“I think it’s quite wonderful,” he said, and that was strange, but was it dangerous? It sounded like the kind of thing some flake New Age friend of her mother’s would say, didn’t it? Affirmation for affirmation’s sake. You hated your job so you quit, and now you live in your car? How wonderful for you.

“Wonderful. Right,” she said, and then, deliberately changing the subject, “This is a nice car.” She meant it; the seats felt like real leather, and the soft glow from the dashboard was all-digital. She’d never been in a Mercedes before.

He shrugged. “I travel a lot for work. I used to fly; now I drive. The economy,” he said, as if he expected her to commiserate.

“My economy always sucks,” she said. “What do you do?”

“I work for the government. It’s not that interesting.”

She tried to smile. “You want to hear not interesting, I’ll tell you about my job.”

The smile vanished. “Although I guess it won’t be a problem after I get fired.”

He nodded, not unsympathetically. “You’re lucky I came along, you know. There’s not a lot of traffic on this road.”

“I can take care of myself. A few months ago I had a fan belt break not far from here. No big deal. I just fixed it with my bra.”

“That’s very resourceful,” he said, with enough sudden interest to make her regret mentioning her underwear. “I always thought that was an urban legend. Like giving somebody a tracheotomy with a ballpoint pen if they’re choking. How are you supposed to keep the person from bleeding to death while they’re breathing through your pen?”

It was hard to tell if he expected an answer. “Duct tape,” she said.

He took her seriously. “If you have some. I guess it’s the sort of thing that you never think you can do until you actually do it. It’s a common phenomenon. Where do you live?”

“What?” she said, instantly tense.

“Where do you live? Where am I taking you?”

She moved uneasily in the seat. “There’s a truck stop off the next exit. You can drop me there.”

“I can take you all the way home if you’d like. The company is nice. I spend a lot of time alone.”

“The truck stop is fine.”

“I actually enjoy driving,” he said. “I find it meditative. I think about things I’ve done, things I’d like to do.”

“Like what?” she said, thinking that if he said anything else about tracheotomies she would jump out of the moving car, which was something that she had never done.

But instead he said, “I don’t know. The standard things, I guess. Haven’t you ever failed yourself?”

“You know, for a guy who spends all of his time alone, you talk a lot,” she said.

“I’m surprising myself. I don’t really like people, as a rule.”
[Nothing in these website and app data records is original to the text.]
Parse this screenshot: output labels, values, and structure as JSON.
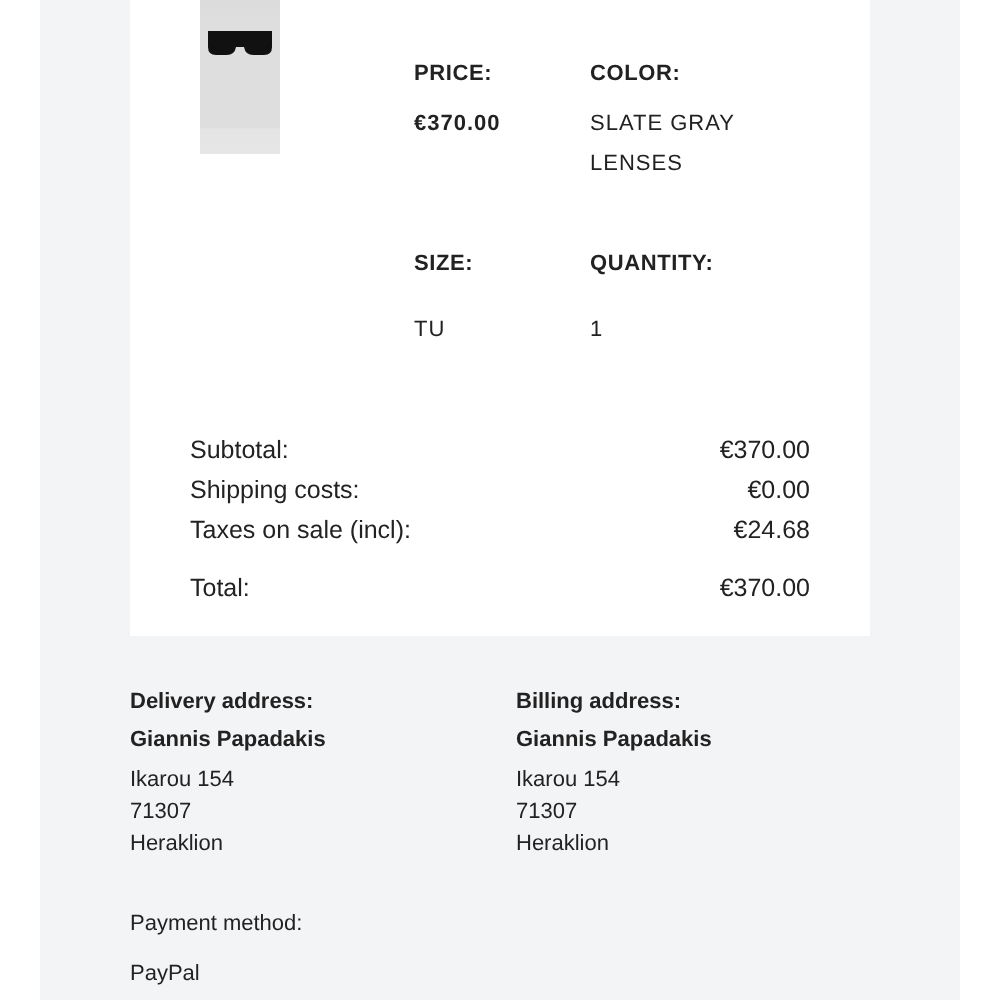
{
  "product": {
    "details": [
      {
        "label": "PRICE:",
        "value": "€370.00",
        "value_bold": true
      },
      {
        "label": "COLOR:",
        "value": "SLATE GRAY LENSES",
        "value_bold": false
      },
      {
        "label": "SIZE:",
        "value": "TU",
        "value_bold": false
      },
      {
        "label": "QUANTITY:",
        "value": "1",
        "value_bold": false
      }
    ]
  },
  "totals": [
    {
      "label": "Subtotal:",
      "value": "€370.00"
    },
    {
      "label": "Shipping costs:",
      "value": "€0.00"
    },
    {
      "label": "Taxes on sale (incl):",
      "value": "€24.68"
    }
  ],
  "total": {
    "label": "Total:",
    "value": "€370.00"
  },
  "addresses": [
    {
      "title": "Delivery address:",
      "name": "Giannis Papadakis",
      "lines": [
        "Ikarou 154",
        "71307",
        "Heraklion"
      ]
    },
    {
      "title": "Billing address:",
      "name": "Giannis Papadakis",
      "lines": [
        "Ikarou 154",
        "71307",
        "Heraklion"
      ]
    }
  ],
  "payment": {
    "label": "Payment method:",
    "value": "PayPal"
  }
}
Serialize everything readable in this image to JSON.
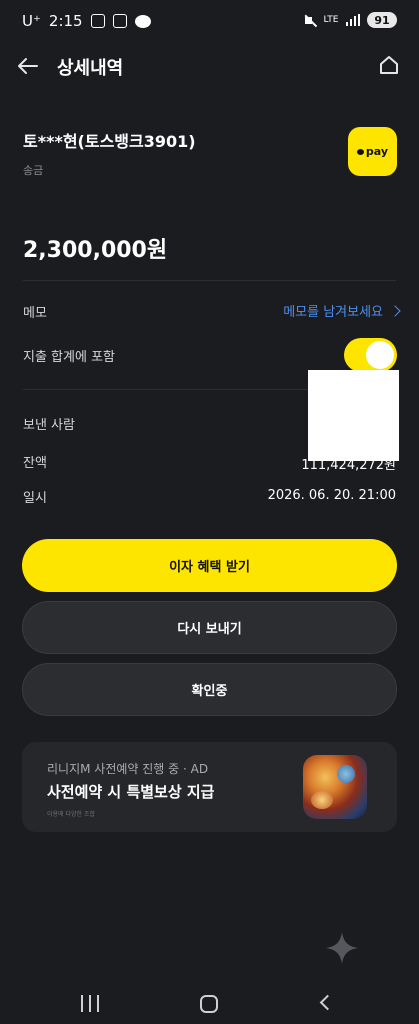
{
  "status_bar": {
    "carrier": "U⁺",
    "time": "2:15",
    "lte": "LTE",
    "battery": "91"
  },
  "header": {
    "title": "상세내역"
  },
  "recipient": {
    "name": "토***현(토스뱅크3901)",
    "type": "송금",
    "logo_text": "pay"
  },
  "amount": "2,300,000원",
  "memo": {
    "label": "메모",
    "link_text": "메모를 남겨보세요"
  },
  "include_total": {
    "label": "지출 합계에 포함",
    "enabled": true
  },
  "details": {
    "sender_label": "보낸 사람",
    "balance_label": "잔액",
    "balance_value": "111,424,272원",
    "datetime_label": "일시",
    "datetime_value": "2026. 06. 20. 21:00"
  },
  "buttons": {
    "interest": "이자 혜택 받기",
    "send_again": "다시 보내기",
    "confirming": "확인중"
  },
  "ad": {
    "subtitle": "리니지M 사전예약 진행 중 · AD",
    "title": "사전예약 시 특별보상 지급",
    "fine_print": "이용에 다양한 조합"
  },
  "colors": {
    "background": "#1b1c1f",
    "accent": "#fee500",
    "link": "#4e8ff0"
  }
}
“Great.”

“Why?”

“Because I’m locked in a car with a strange man who doesn’t like people,” she said.

“Oh,” he said, and then, for the first time, he laughed. His laugh was all in his throat. “You’re funny.”

She turned and looked out the window just in time to see the truck stop fly past in a blur of yellow lights. “Hey,” she said. “That was the exit. You just passed it.”

“Did I?” he said.

Courtesy of Houghton Mifflin.

***



Kelly Braffet' photo

Kelly Braffet‘s first novel, Josie and Jack, was published by Houghton Mifflin in 2005. It was praised as “wicked fun . . . a gothic tour of hell” (Los Angeles Times) and “a compelling study of love, hate, and psychopathic jealousy” (New York Post). Braffet was born in Long Beach, California, in 1976, and has lived in Arizona, rural Pennsylvania and Oxford, England. She is a graduate of Sarah Lawrence College and Columbia University, and has taught novel writing at the Sackett Street Writing Workshop. She currently resides in Brooklyn, NY with her fiance, the tall and embarrassingly talented writer Owen King. They have three cats.